*** Data supplied ***
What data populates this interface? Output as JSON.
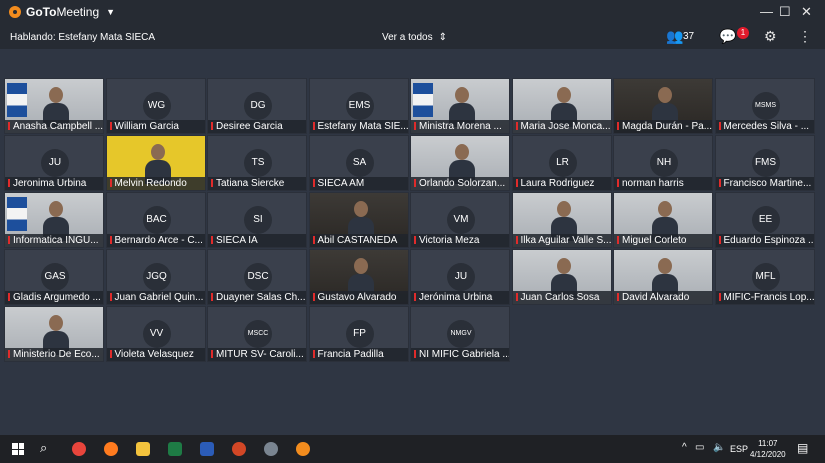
{
  "app": {
    "title_bold": "GoTo",
    "title_regular": "Meeting"
  },
  "toolbar": {
    "speaking": "Hablando: Estefany Mata SIECA",
    "view_all": "Ver a todos",
    "participant_count": "37",
    "chat_badge": "1"
  },
  "tiles": [
    {
      "name": "Anasha Campbell ...",
      "type": "video",
      "style": "flag"
    },
    {
      "name": "William Garcia",
      "type": "avatar",
      "initials": "WG"
    },
    {
      "name": "Desiree Garcia",
      "type": "avatar",
      "initials": "DG"
    },
    {
      "name": "Estefany Mata SIE...",
      "type": "avatar",
      "initials": "EMS"
    },
    {
      "name": "Ministra Morena ...",
      "type": "video",
      "style": "flag"
    },
    {
      "name": "Maria Jose Monca...",
      "type": "video",
      "style": ""
    },
    {
      "name": "Magda Durán - Pa...",
      "type": "video",
      "style": "dark"
    },
    {
      "name": "Mercedes Silva - ...",
      "type": "avatar",
      "initials": "MSMS",
      "small": true
    },
    {
      "name": "Jeronima Urbina",
      "type": "avatar",
      "initials": "JU"
    },
    {
      "name": "Melvin Redondo",
      "type": "video",
      "style": "yellow"
    },
    {
      "name": "Tatiana Siercke",
      "type": "avatar",
      "initials": "TS"
    },
    {
      "name": "SIECA AM",
      "type": "avatar",
      "initials": "SA"
    },
    {
      "name": "Orlando Solorzan...",
      "type": "video",
      "style": ""
    },
    {
      "name": "Laura Rodriguez",
      "type": "avatar",
      "initials": "LR"
    },
    {
      "name": "norman harris",
      "type": "avatar",
      "initials": "NH"
    },
    {
      "name": "Francisco Martine...",
      "type": "avatar",
      "initials": "FMS"
    },
    {
      "name": "Informatica INGU...",
      "type": "video",
      "style": "flag"
    },
    {
      "name": "Bernardo Arce - C...",
      "type": "avatar",
      "initials": "BAC"
    },
    {
      "name": "SIECA IA",
      "type": "avatar",
      "initials": "SI"
    },
    {
      "name": "Abil CASTANEDA",
      "type": "video",
      "style": "dark"
    },
    {
      "name": "Victoria Meza",
      "type": "avatar",
      "initials": "VM"
    },
    {
      "name": "Ilka Aguilar Valle S...",
      "type": "video",
      "style": ""
    },
    {
      "name": "Miguel Corleto",
      "type": "video",
      "style": ""
    },
    {
      "name": "Eduardo Espinoza ...",
      "type": "avatar",
      "initials": "EE"
    },
    {
      "name": "Gladis Argumedo ...",
      "type": "avatar",
      "initials": "GAS"
    },
    {
      "name": "Juan Gabriel Quin...",
      "type": "avatar",
      "initials": "JGQ"
    },
    {
      "name": "Duayner Salas Ch...",
      "type": "avatar",
      "initials": "DSC"
    },
    {
      "name": "Gustavo Alvarado",
      "type": "video",
      "style": "dark"
    },
    {
      "name": "Jerónima Urbina",
      "type": "avatar",
      "initials": "JU"
    },
    {
      "name": "Juan Carlos Sosa",
      "type": "video",
      "style": ""
    },
    {
      "name": "David Alvarado",
      "type": "video",
      "style": ""
    },
    {
      "name": "MIFIC-Francis Lop...",
      "type": "avatar",
      "initials": "MFL"
    },
    {
      "name": "Ministerio De Eco...",
      "type": "video",
      "style": ""
    },
    {
      "name": "Violeta Velasquez",
      "type": "avatar",
      "initials": "VV"
    },
    {
      "name": "MITUR SV- Caroli...",
      "type": "avatar",
      "initials": "MSCC",
      "small": true
    },
    {
      "name": "Francia Padilla",
      "type": "avatar",
      "initials": "FP"
    },
    {
      "name": "NI MIFIC Gabriela ...",
      "type": "avatar",
      "initials": "NMGV",
      "small": true
    }
  ],
  "tray": {
    "language": "ESP",
    "time": "11:07",
    "date": "4/12/2020"
  },
  "colors": {
    "accent": "#f28c1e",
    "badge": "#e21b2c",
    "background": "#2f3643"
  }
}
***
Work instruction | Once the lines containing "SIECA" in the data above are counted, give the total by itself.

Result below | 3